Boy Names Ending in O Suit Every Style
Boy names ending in O are trendsetters, offering a sound that’s unexpected and fun amid reams of names ending in a consonant.
How do we know they’re style-forward? O-ending names are wildly popular on the Nameberry chart, which is a good indicator of what parents-to-be are interested in now, and which names could see a lot more little namesakes soon. There are three O-ending names in the Nameberry Top Ten: Milo (readers’ number one name), Arlo and Leo. Also in our Top 100 are Theo, Hugo, Mateo, Elio and Otto.
However, in the latest US charts there were only four O-ending names in the whole Top 100: Mateo, Leo, Santiago and Leonardo. We predict we’ll see a lot of names in this style rising when the 2019 data are published, and even more for this year.
As you might guess from the names above, many O-ending names come from Spanish and Italian, which makes them great heritage choices. There are also international choices from Portuguese, Finnish, Greek, Japanese, Hawaiian and other languages across the globe.
Here’s our pick of the best O-ending boy names to suit every style. Which ones have you spotted in your neighborhood?
Today, all-time Spanish classics like Pedro and Roberto are more likely to be dad names in the States. Taking their place is a new generation of names that are equally well-known and established, but less overused.
These O-ending Spanish, Italian and Portuguese names hit the sweet spot of familiar yet fresh. They could honor heritage, or be an alternative to a more staid-sounding English equivalent, like Marco instead of Mark. Many of them are more popular in their home country, like Francesco: it’s number one in Italy, but below the Top 1000 in the US.
Fun and Friendly
These o-ending boy names are short, sprightly, and often make playful alternatives to serious choices: think Milo / Miles, or Nico / Nick. Some started out as nicknames, but stand strong in their own right. They can also be creative international paths to honor names, like Mikko for Michael or Ludo for Louise.
Can boy names be frilly? These ones are certainly full of drama, syllables, and often impressive namesakes. In these days when William and Sebastian are more likely to go by their full names than by Will and Seb, these names work splendidly in all their glory too.
The coolest o-ending names include those at the top of the charts and white-hot picks that are shooting up. There are also names with on-trend sounds like V, Z and “Kai”, pop culture hits (hi, Kylo), and Berry favorites that the rest of the world is only just discovering (like Elio).
Alessio**Arlo**Caio**Dario**Elio**Enzo**Gino**Hiro**Kylo**Leandro**Livio**Makaio**Mateo and Matteo**Renzo** Santiago**Thiago**Timeo**Viggo (don’t miss our interview with the mom of a baby Viggo)[Zeno**](https://nameberry.com/babyname/Zeno)

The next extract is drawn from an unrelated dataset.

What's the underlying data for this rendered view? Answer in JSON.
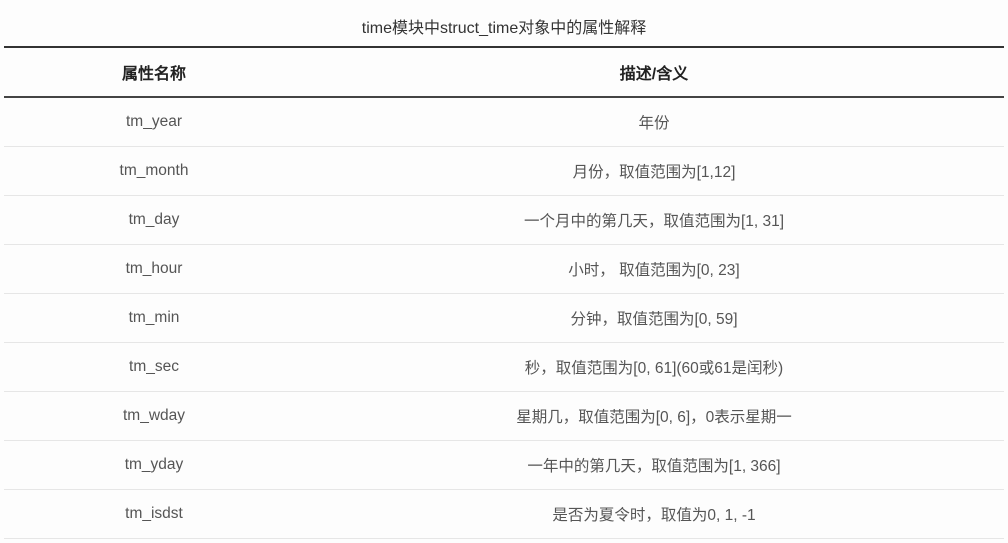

Celebs often hold a magnifying glass up to baby name trends, giving a boost to names that were hovering on the edge of the radar or just starting to become popular. These are some of the coolest O-ending celebrity baby names.

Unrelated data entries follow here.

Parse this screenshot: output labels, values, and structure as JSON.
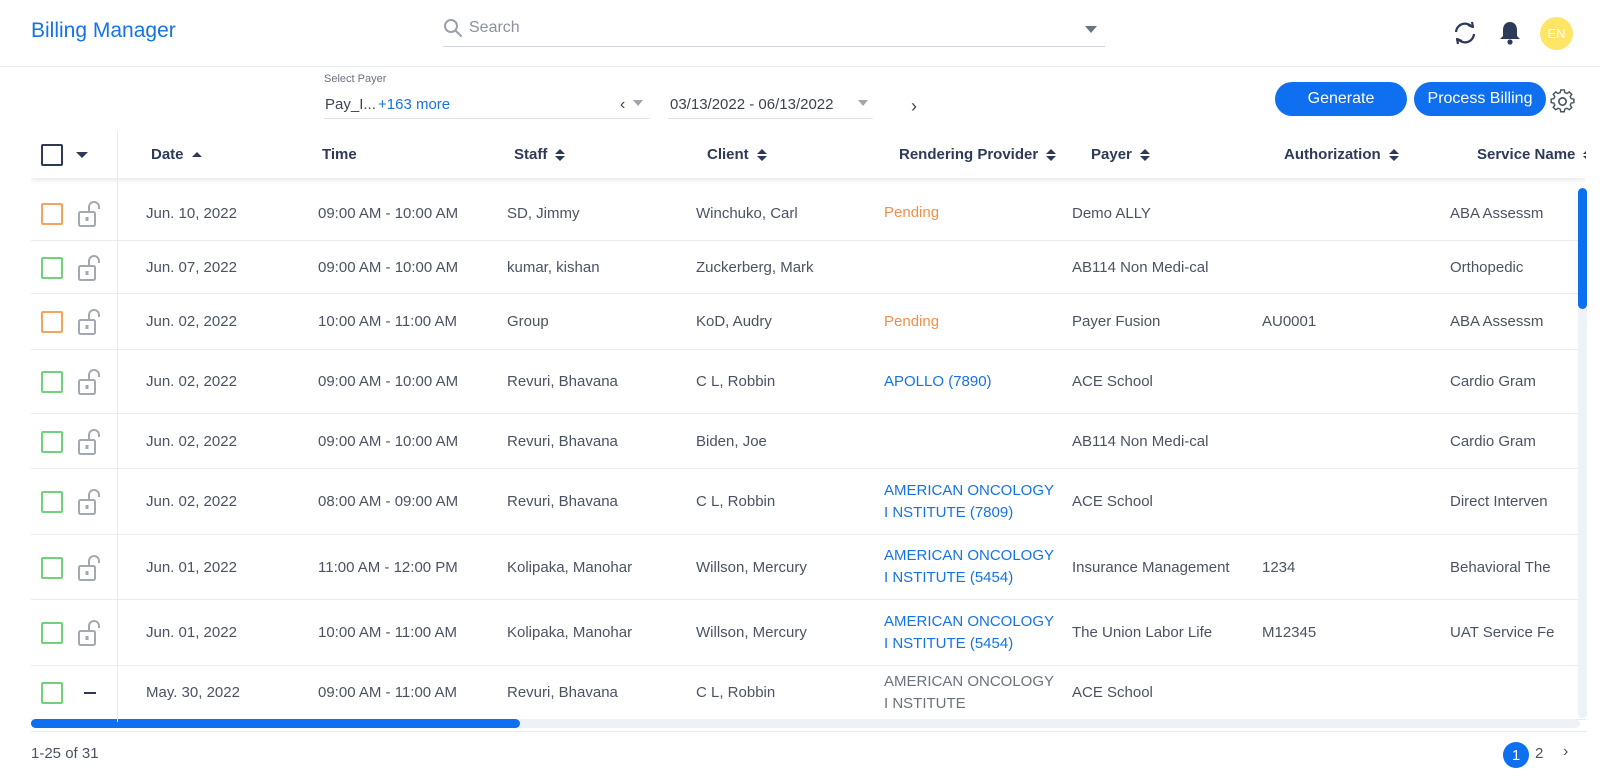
{
  "app": {
    "title": "Billing Manager"
  },
  "header": {
    "search_placeholder": "Search",
    "avatar_initials": "EN",
    "avatar_color": "#ffe566",
    "accent_color": "#1673e6"
  },
  "filters": {
    "payer_label": "Select Payer",
    "payer_value": "Pay_I...",
    "payer_more": "+163 more",
    "date_range": "03/13/2022 - 06/13/2022"
  },
  "actions": {
    "generate": "Generate",
    "process_billing": "Process Billing"
  },
  "table": {
    "columns": [
      "Date",
      "Time",
      "Staff",
      "Client",
      "Rendering Provider",
      "Payer",
      "Authorization",
      "Service Name"
    ],
    "rows": [
      {
        "check": "orange",
        "icon": "lock",
        "date": "Jun. 10, 2022",
        "time": "09:00 AM - 10:00 AM",
        "staff": "SD, Jimmy",
        "client": "Winchuko, Carl",
        "provider": "Pending",
        "provider_style": "pending",
        "payer": "Demo ALLY",
        "authorization": "",
        "service": "ABA Assessm"
      },
      {
        "check": "green",
        "icon": "lock",
        "date": "Jun. 07, 2022",
        "time": "09:00 AM - 10:00 AM",
        "staff": "kumar, kishan",
        "client": "Zuckerberg, Mark",
        "provider": "",
        "provider_style": "",
        "payer": "AB114 Non Medi-cal",
        "authorization": "",
        "service": "Orthopedic"
      },
      {
        "check": "orange",
        "icon": "lock",
        "date": "Jun. 02, 2022",
        "time": "10:00 AM - 11:00 AM",
        "staff": "Group",
        "client": "KoD, Audry",
        "provider": "Pending",
        "provider_style": "pending",
        "payer": "Payer Fusion",
        "authorization": "AU0001",
        "service": "ABA Assessm"
      },
      {
        "check": "green",
        "icon": "lock",
        "date": "Jun. 02, 2022",
        "time": "09:00 AM - 10:00 AM",
        "staff": "Revuri, Bhavana",
        "client": "C L, Robbin",
        "provider": "APOLLO (7890)",
        "provider_style": "link",
        "payer": "ACE School",
        "authorization": "",
        "service": "Cardio Gram"
      },
      {
        "check": "green",
        "icon": "lock",
        "date": "Jun. 02, 2022",
        "time": "09:00 AM - 10:00 AM",
        "staff": "Revuri, Bhavana",
        "client": "Biden, Joe",
        "provider": "",
        "provider_style": "",
        "payer": "AB114 Non Medi-cal",
        "authorization": "",
        "service": "Cardio Gram"
      },
      {
        "check": "green",
        "icon": "lock",
        "date": "Jun. 02, 2022",
        "time": "08:00 AM - 09:00 AM",
        "staff": "Revuri, Bhavana",
        "client": "C L, Robbin",
        "provider": "AMERICAN ONCOLOGY I NSTITUTE (7809)",
        "provider_style": "link",
        "payer": "ACE School",
        "authorization": "",
        "service": "Direct Interven"
      },
      {
        "check": "green",
        "icon": "lock",
        "date": "Jun. 01, 2022",
        "time": "11:00 AM - 12:00 PM",
        "staff": "Kolipaka, Manohar",
        "client": "Willson, Mercury",
        "provider": "AMERICAN ONCOLOGY I NSTITUTE (5454)",
        "provider_style": "link",
        "payer": "Insurance Management",
        "authorization": "1234",
        "service": "Behavioral The"
      },
      {
        "check": "green",
        "icon": "lock",
        "date": "Jun. 01, 2022",
        "time": "10:00 AM - 11:00 AM",
        "staff": "Kolipaka, Manohar",
        "client": "Willson, Mercury",
        "provider": "AMERICAN ONCOLOGY I NSTITUTE (5454)",
        "provider_style": "link",
        "payer": "The Union Labor Life",
        "authorization": "M12345",
        "service": "UAT Service Fe"
      },
      {
        "check": "green",
        "icon": "dash",
        "date": "May. 30, 2022",
        "time": "09:00 AM - 11:00 AM",
        "staff": "Revuri, Bhavana",
        "client": "C L, Robbin",
        "provider": "AMERICAN ONCOLOGY I NSTITUTE",
        "provider_style": "plain",
        "payer": "ACE School",
        "authorization": "",
        "service": ""
      }
    ]
  },
  "pagination": {
    "range": "1-25 of 31",
    "pages": [
      "1",
      "2"
    ],
    "current": "1"
  }
}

Aeko (Ammika Harris and Chris Brown)Apollo (Gwen Stefani)Caruso (Sebastian Maniscalo)Francisco (Lin Manuel Miranda)Fuego (Robin Thicke’s son Julian Fuego)Kenzo (Kevin Hart)Laszlo (Pete Wentz’s son Saint Laszlo)Lorenzo (Nicole “Snooki” Polizzi — not forgetting his little brother, Angelo)Michelangelo (Tom and Giovanna Fletcher’s son Buzz Michelangelo)Rocco (Madonna)Romeo (David and Victoria Beckham, Alec and Hilaria Baldwin)Santino (Mario Lopez)Vittorio (Hope Solo and Jerramy Stevens)
Of course, all these names are gender-neutral. Rio is an example of a name that’s almost equally used for boys and girls, and Chicago is much better known as a girl name, thanks to Kim and Kanye — but it would be cool for boys too.
All names have meaning to the parents who choose them, but these ones wear it on their sleeves more than most. They include spiritual choices, and word names in English and other languages.
Faux O endings
These names end in the same stylish sound, but get there with a different spelling.